SUPPLIED INFORMATION:

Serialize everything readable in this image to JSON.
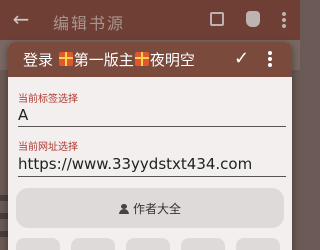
{
  "background": {
    "title": "编辑书源"
  },
  "dialog": {
    "title_prefix": "登录",
    "title_part1": "第一版主",
    "title_part2": "夜明空",
    "tag_label": "当前标签选择",
    "tag_value": "A",
    "url_label": "当前网址选择",
    "url_value": "https://www.33yydstxt434.com",
    "author_button": "作者大全"
  },
  "colors": {
    "toolbar": "#7a4a3d",
    "label": "#b03a32",
    "background_appbar": "#6f3f35"
  },
  "icons": [
    "back-arrow-icon",
    "save-icon",
    "bug-icon",
    "more-vert-icon",
    "gift-icon",
    "check-icon",
    "person-icon"
  ]
}
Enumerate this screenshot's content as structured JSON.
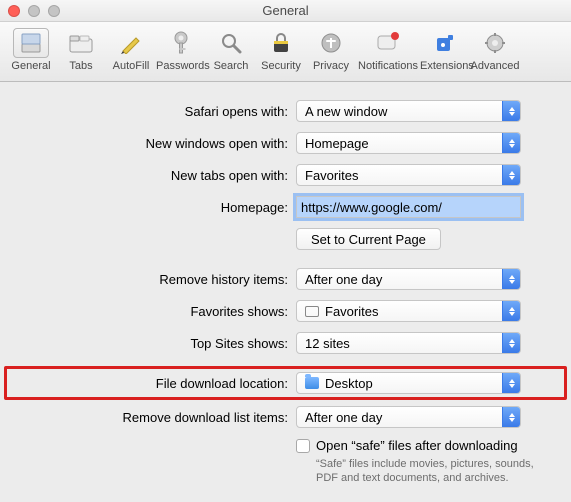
{
  "window": {
    "title": "General"
  },
  "toolbar": {
    "items": [
      {
        "label": "General",
        "icon": "general-icon"
      },
      {
        "label": "Tabs",
        "icon": "tabs-icon"
      },
      {
        "label": "AutoFill",
        "icon": "autofill-icon"
      },
      {
        "label": "Passwords",
        "icon": "passwords-icon"
      },
      {
        "label": "Search",
        "icon": "search-icon"
      },
      {
        "label": "Security",
        "icon": "security-icon"
      },
      {
        "label": "Privacy",
        "icon": "privacy-icon"
      },
      {
        "label": "Notifications",
        "icon": "notifications-icon"
      },
      {
        "label": "Extensions",
        "icon": "extensions-icon"
      },
      {
        "label": "Advanced",
        "icon": "advanced-icon"
      }
    ],
    "selected_index": 0
  },
  "form": {
    "safari_opens_with": {
      "label": "Safari opens with:",
      "value": "A new window"
    },
    "new_windows": {
      "label": "New windows open with:",
      "value": "Homepage"
    },
    "new_tabs": {
      "label": "New tabs open with:",
      "value": "Favorites"
    },
    "homepage": {
      "label": "Homepage:",
      "value": "https://www.google.com/"
    },
    "set_current_btn": "Set to Current Page",
    "remove_history": {
      "label": "Remove history items:",
      "value": "After one day"
    },
    "favorites_shows": {
      "label": "Favorites shows:",
      "value": "Favorites"
    },
    "topsites_shows": {
      "label": "Top Sites shows:",
      "value": "12 sites"
    },
    "download_location": {
      "label": "File download location:",
      "value": "Desktop"
    },
    "remove_downloads": {
      "label": "Remove download list items:",
      "value": "After one day"
    },
    "open_safe": {
      "label": "Open “safe” files after downloading",
      "note": "“Safe” files include movies, pictures, sounds, PDF and text documents, and archives.",
      "checked": false
    }
  }
}
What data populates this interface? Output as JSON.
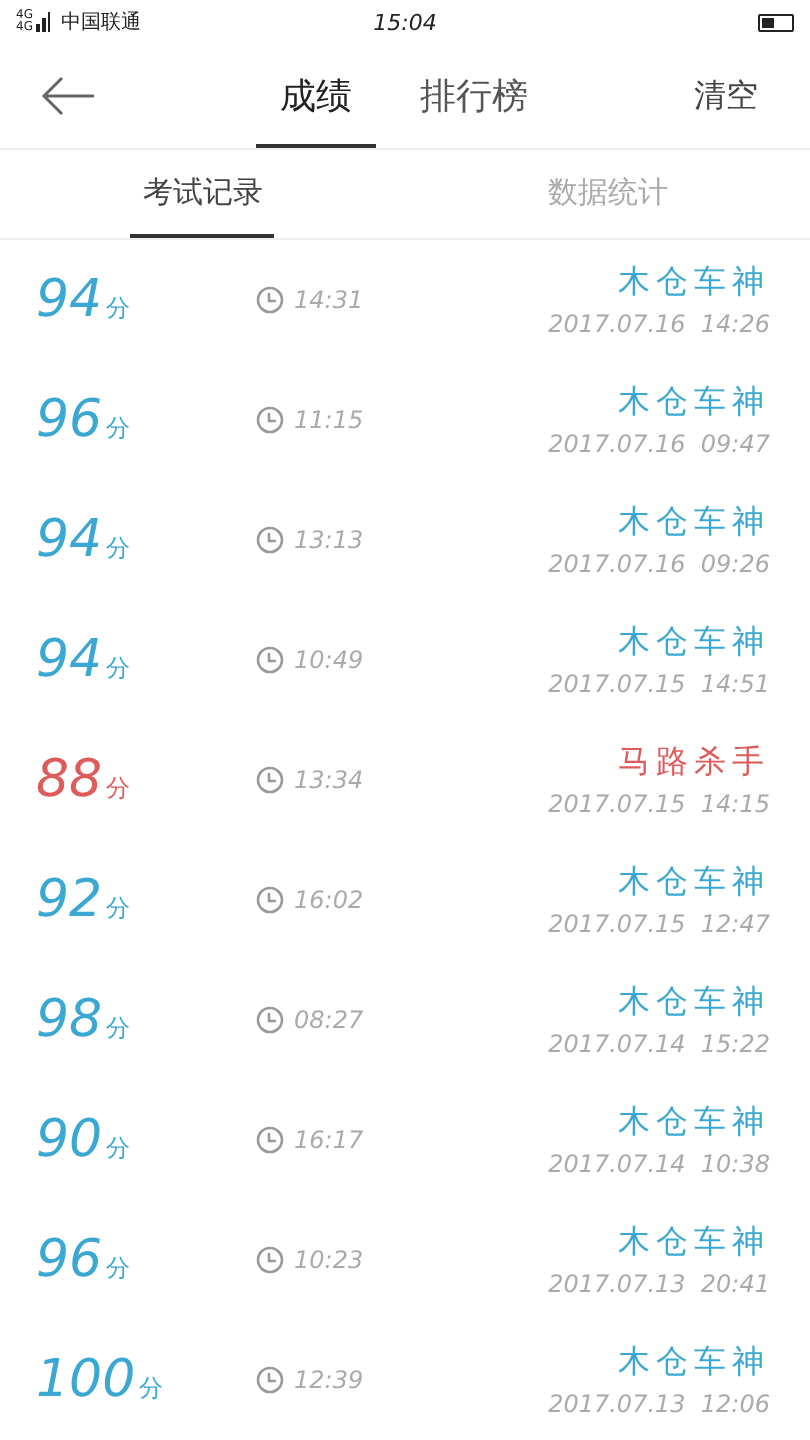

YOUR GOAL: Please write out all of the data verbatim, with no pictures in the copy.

EXERCISE OUTPUT:
Serialize everything readable in this image to JSON.
{
  "background": {
    "title": "编辑书源"
  },
  "dialog": {
    "title_prefix": "登录",
    "title_part1": "第一版主",
    "title_part2": "夜明空",
    "tag_label": "当前标签选择",
    "tag_value": "A",
    "url_label": "当前网址选择",
    "url_value": "https://www.33yydstxt434.com",
    "author_button": "作者大全"
  },
  "colors": {
    "toolbar": "#7a4a3d",
    "label": "#b03a32",
    "background_appbar": "#6f3f35"
  },
  "icons": [
    "back-arrow-icon",
    "save-icon",
    "bug-icon",
    "more-vert-icon",
    "gift-icon",
    "check-icon",
    "person-icon"
  ]
}
Enumerate this screenshot's content as structured JSON.
{
  "window": {
    "title": "General"
  },
  "toolbar": {
    "items": [
      {
        "label": "General",
        "icon": "general-icon"
      },
      {
        "label": "Tabs",
        "icon": "tabs-icon"
      },
      {
        "label": "AutoFill",
        "icon": "autofill-icon"
      },
      {
        "label": "Passwords",
        "icon": "passwords-icon"
      },
      {
        "label": "Search",
        "icon": "search-icon"
      },
      {
        "label": "Security",
        "icon": "security-icon"
      },
      {
        "label": "Privacy",
        "icon": "privacy-icon"
      },
      {
        "label": "Notifications",
        "icon": "notifications-icon"
      },
      {
        "label": "Extensions",
        "icon": "extensions-icon"
      },
      {
        "label": "Advanced",
        "icon": "advanced-icon"
      }
    ],
    "selected_index": 0
  },
  "form": {
    "safari_opens_with": {
      "label": "Safari opens with:",
      "value": "A new window"
    },
    "new_windows": {
      "label": "New windows open with:",
      "value": "Homepage"
    },
    "new_tabs": {
      "label": "New tabs open with:",
      "value": "Favorites"
    },
    "homepage": {
      "label": "Homepage:",
      "value": "https://www.google.com/"
    },
    "set_current_btn": "Set to Current Page",
    "remove_history": {
      "label": "Remove history items:",
      "value": "After one day"
    },
    "favorites_shows": {
      "label": "Favorites shows:",
      "value": "Favorites"
    },
    "topsites_shows": {
      "label": "Top Sites shows:",
      "value": "12 sites"
    },
    "download_location": {
      "label": "File download location:",
      "value": "Desktop"
    },
    "remove_downloads": {
      "label": "Remove download list items:",
      "value": "After one day"
    },
    "open_safe": {
      "label": "Open “safe” files after downloading",
      "note": "“Safe” files include movies, pictures, sounds, PDF and text documents, and archives.",
      "checked": false
    }
  }
}
What data populates this interface? Output as JSON.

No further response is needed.